Death of a Travelling Man is the ninth novel in the Hamish Macbeth series of comic mysteries by M.C. Beaton. Before describing the book, I strongly urge you to not start your reading of the series with this book. The subjects in this book reflect important transitions in the series, and you won't find the book nearly as entertaining as a standalone novel rather than a continuation. Stop reading here if you haven't read the earlier books!
At the end of Death of a Glutton, Police Constable Hamish Macbeth was still trying to get the central heating for his Lochdubh police station home that Chief Inspector Blair had promised in exchange for getting credit for solving an earlier murder. Anxious to get the central heating, Hamish took credit for a gutsy bluff that solved the death of the glutton. His reward? He was promoted to Sergeant and Police Constable Willie Lamont was assigned to "assist" him and live in the police station's spare bedroom.
Rarely since Shakespeare has anyone painted a portrayal of a person in power with greater comic wit than M.C. Beaton does with Willie Lamont.
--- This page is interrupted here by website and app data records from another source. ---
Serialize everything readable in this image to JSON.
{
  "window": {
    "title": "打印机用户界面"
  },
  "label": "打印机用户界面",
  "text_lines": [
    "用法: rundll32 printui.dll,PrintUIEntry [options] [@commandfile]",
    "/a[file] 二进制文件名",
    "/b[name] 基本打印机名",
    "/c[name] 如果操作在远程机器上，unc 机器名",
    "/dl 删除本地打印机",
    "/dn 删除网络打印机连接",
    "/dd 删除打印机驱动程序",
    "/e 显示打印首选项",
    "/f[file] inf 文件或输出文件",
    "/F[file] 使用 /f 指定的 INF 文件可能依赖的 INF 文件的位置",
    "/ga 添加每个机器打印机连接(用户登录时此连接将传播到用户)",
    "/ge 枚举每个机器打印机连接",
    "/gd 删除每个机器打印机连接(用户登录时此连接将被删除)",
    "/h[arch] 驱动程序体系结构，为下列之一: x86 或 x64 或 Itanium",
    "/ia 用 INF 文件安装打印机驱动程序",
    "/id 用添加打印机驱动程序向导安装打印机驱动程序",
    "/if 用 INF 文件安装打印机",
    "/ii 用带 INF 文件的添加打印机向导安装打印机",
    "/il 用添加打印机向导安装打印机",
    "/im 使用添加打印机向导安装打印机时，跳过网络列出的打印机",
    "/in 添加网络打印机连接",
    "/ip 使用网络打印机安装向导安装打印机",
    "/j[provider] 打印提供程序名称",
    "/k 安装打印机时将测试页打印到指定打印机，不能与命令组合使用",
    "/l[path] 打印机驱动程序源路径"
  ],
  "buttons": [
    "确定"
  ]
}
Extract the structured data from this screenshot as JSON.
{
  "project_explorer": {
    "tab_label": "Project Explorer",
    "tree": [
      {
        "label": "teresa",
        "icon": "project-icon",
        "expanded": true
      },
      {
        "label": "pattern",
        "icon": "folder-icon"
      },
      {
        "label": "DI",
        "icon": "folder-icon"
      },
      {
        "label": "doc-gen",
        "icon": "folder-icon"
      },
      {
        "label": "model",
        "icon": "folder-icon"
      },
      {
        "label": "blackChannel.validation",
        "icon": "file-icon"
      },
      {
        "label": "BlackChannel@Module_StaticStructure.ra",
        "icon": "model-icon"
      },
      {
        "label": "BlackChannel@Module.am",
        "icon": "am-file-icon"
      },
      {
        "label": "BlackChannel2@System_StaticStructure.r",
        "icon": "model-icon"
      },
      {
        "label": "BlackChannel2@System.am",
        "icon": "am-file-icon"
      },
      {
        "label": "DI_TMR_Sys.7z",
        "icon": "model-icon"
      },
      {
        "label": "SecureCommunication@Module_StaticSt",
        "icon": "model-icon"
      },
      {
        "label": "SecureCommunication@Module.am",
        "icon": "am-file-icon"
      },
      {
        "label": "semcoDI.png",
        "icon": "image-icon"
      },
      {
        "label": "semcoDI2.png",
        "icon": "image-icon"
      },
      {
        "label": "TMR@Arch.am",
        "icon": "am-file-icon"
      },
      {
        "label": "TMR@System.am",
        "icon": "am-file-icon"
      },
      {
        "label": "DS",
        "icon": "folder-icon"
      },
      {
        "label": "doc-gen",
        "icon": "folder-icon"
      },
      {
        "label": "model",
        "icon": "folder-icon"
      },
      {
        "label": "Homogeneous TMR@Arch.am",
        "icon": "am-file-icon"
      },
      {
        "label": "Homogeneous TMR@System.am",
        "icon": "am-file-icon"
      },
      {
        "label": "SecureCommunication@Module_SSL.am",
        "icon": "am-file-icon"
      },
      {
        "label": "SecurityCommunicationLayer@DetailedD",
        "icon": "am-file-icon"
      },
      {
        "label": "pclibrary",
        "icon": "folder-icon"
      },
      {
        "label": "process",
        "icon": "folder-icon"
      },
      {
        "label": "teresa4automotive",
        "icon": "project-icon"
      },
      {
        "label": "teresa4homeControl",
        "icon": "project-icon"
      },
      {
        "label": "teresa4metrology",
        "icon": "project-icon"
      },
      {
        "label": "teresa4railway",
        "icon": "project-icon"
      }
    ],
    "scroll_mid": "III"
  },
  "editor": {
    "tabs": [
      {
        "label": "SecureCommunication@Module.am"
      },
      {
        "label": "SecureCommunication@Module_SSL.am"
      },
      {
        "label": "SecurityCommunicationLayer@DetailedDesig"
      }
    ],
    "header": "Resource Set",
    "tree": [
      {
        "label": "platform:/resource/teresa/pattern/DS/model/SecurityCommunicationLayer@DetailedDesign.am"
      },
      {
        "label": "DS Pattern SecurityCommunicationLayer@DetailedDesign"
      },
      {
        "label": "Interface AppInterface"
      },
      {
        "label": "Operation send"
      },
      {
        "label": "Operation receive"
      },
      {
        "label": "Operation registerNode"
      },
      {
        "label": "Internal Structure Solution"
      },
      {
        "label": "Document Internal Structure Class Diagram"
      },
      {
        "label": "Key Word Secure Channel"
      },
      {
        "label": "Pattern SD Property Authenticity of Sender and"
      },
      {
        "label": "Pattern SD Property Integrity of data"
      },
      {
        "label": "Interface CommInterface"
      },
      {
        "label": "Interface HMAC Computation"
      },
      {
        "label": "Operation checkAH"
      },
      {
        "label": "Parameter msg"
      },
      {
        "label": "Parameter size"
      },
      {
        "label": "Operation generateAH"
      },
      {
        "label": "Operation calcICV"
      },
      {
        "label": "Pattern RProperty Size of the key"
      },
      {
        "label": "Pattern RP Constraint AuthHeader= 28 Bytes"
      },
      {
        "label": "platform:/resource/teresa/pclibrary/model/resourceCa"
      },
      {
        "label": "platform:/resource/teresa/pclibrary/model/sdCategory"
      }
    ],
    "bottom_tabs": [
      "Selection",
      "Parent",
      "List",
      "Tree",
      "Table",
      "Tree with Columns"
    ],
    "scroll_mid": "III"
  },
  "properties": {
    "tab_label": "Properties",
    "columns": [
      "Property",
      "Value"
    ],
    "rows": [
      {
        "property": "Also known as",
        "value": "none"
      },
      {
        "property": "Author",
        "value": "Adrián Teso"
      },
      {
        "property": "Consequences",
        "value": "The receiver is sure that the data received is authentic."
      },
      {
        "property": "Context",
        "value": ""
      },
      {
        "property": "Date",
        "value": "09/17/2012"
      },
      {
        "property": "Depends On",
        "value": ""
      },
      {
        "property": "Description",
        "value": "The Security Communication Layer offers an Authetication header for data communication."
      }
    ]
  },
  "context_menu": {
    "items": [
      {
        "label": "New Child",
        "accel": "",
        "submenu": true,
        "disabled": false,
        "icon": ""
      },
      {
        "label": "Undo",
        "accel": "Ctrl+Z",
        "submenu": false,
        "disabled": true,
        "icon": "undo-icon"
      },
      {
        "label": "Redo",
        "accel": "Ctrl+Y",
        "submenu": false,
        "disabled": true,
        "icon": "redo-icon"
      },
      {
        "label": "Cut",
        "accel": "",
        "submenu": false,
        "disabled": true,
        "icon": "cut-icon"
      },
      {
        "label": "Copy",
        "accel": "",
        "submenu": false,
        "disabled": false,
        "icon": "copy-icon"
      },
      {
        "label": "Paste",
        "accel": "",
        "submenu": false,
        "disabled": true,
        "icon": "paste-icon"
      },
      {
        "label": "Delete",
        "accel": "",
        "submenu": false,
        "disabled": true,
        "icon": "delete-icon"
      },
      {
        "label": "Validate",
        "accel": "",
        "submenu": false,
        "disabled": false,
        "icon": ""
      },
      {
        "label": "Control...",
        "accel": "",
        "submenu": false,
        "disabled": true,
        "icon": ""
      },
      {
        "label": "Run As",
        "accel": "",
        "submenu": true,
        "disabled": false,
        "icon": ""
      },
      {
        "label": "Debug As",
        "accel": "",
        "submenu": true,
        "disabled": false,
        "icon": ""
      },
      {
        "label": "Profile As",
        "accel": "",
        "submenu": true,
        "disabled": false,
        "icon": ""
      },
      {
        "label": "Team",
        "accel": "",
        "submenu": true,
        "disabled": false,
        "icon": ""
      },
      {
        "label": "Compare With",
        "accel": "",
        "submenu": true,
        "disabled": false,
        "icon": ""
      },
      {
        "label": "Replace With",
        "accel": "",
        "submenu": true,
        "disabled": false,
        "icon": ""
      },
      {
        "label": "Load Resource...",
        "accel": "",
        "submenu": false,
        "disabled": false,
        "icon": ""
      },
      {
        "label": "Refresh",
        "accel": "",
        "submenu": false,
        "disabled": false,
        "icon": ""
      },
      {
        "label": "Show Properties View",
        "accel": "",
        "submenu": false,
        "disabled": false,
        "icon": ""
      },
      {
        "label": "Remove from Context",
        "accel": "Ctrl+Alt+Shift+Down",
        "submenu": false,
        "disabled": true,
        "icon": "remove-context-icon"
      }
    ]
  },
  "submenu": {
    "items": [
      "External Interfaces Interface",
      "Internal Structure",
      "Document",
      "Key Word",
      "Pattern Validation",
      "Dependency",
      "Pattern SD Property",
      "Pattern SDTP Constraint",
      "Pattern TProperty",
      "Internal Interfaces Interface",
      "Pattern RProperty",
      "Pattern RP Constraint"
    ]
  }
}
Three main gags dominate: Willie's desire to keep things neat and tidy; Willie's malapropisms; and Willie's idea of a romantic life.
Much of the pleasure of Willie's appearances is spoiled, however, by the portrayal of Hamish as being very upset by Willie. No one could be upset by Willie.
As the book opens, Hamish spots a recycled hippy van parked where it's not allowed. Planning to hurry the van and its occupants right out of town, Hamish is surprised to find that the driver, Sean Gourlay, is young, handsome, and well off. Gourlay is accompanied by a very foul-mouthed Cheryl Higgins who loves to shout "pig!" Hamish associates such "travellers" with layabouts who are collecting on the dole and sell drugs for an income. Hamish has a premonition that this traveller is bad news.
In the first half of the book, Hamish finds himself running the police business by himself while looking out for Willie, too. Desperate to get rid of Willie, Priscilla and Hamish work out a scheme that quickly backfires. In the background, Blair decides that it's time to take Hamish down a peg or two and comes close to succeeding.
In the meantime, Gourlay has charmed the minister and is camping behind the manse and siphoning off electricity to power his lights and telly. Gourlay soon has all of the older ladies in town in the palm of his hand. But the town doesn't seem as happy. Hamish reaches the end of his rope when Gourlay starts to show an interest in Priscilla and becomes a pest.
When Gourlay turns up bludgeoned to death by a sledge hammer, it looks bad for the villagers. Those with a motive have iron-clad alibis . . . except the villagers. How will Hamish handle investigating his friends and neighbors?
The mystery's resolution will probably strike you as a little far-fetched. M.C. Beaton wrote herself into a corner that required a pretty weird result. I graded the book down accordingly, but I found the book's ending to be a nice surprise.